The UK's IR Society, with 20 years of pedigree and a membership encompassing most of the FTSE 250, is the most mature of such bodies in Europe, and is in a position to take a lead on this, especially since it represents the world's most influential financial centre outside New York.
And yet the driver for closer links among IR practitioners across the EU should not be seen as London's quest to extend its influence, despite that being a positive by-product for Square Mile communicators. The impulse should be a recognition that globalisation is having a profound effect on the way companies communicate with their owners. In short, the need for European IR organisations to exchange best practice information is acute, particularly given the increasingly diverse ownership of most corporations.

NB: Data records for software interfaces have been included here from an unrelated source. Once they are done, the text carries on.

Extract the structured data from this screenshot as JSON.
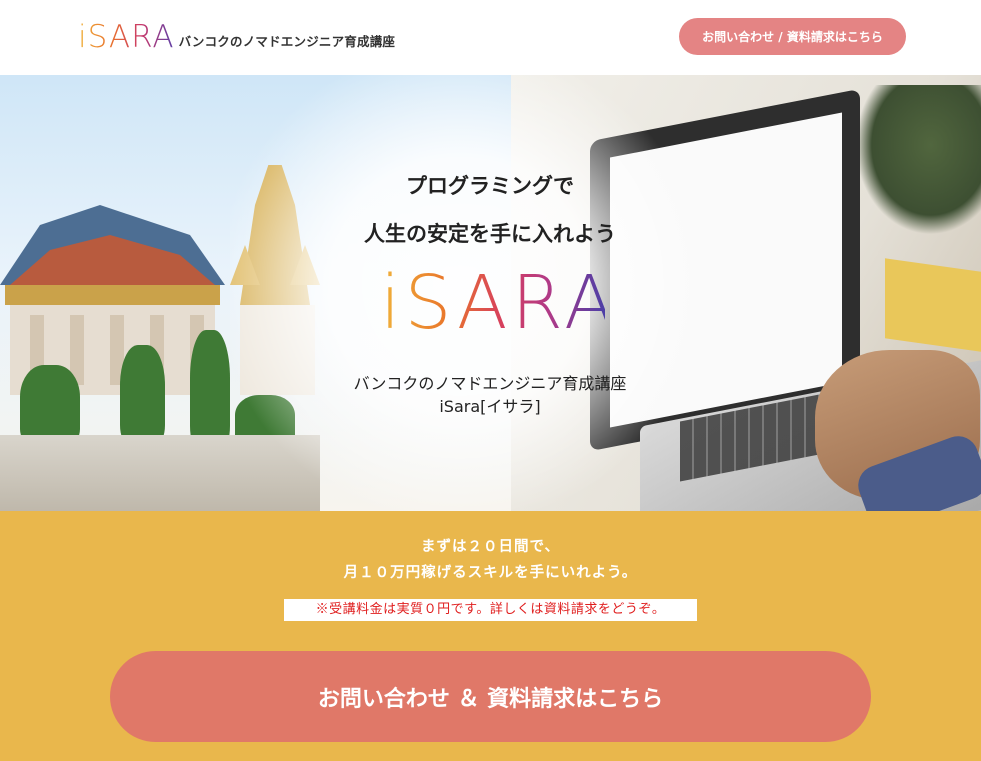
{
  "header": {
    "logo_mark": "iSARA",
    "logo_tagline": "バンコクのノマドエンジニア育成講座",
    "cta_label": "お問い合わせ / 資料請求はこちら"
  },
  "hero": {
    "headline_line1": "プログラミングで",
    "headline_line2": "人生の安定を手に入れよう",
    "brand": "iSARA",
    "school_name": "バンコクのノマドエンジニア育成講座",
    "school_name_sub": "iSara[イサラ]"
  },
  "cta_section": {
    "line1": "まずは２０日間で、",
    "line2": "月１０万円稼げるスキルを手にいれよう。",
    "notice": "※受講料金は実質０円です。詳しくは資料請求をどうぞ。",
    "button_label": "お問い合わせ ＆ 資料請求はこちら"
  },
  "colors": {
    "header_cta_bg": "#e48484",
    "cta_section_bg": "#e9b74c",
    "big_cta_bg": "#e07868",
    "notice_text": "#e01e1e"
  }
}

But the globalisation process in professional associations need not end at the EU's borders. Given the growing interdependence of Europe, the US and Asia-Pacific markets, the IR Society should look still further afield in forging bonds with bodies engaged in its line of work. London, Frankfurt, New York, Hong Kong and Tokyo are all in a position to teach each other new tricks.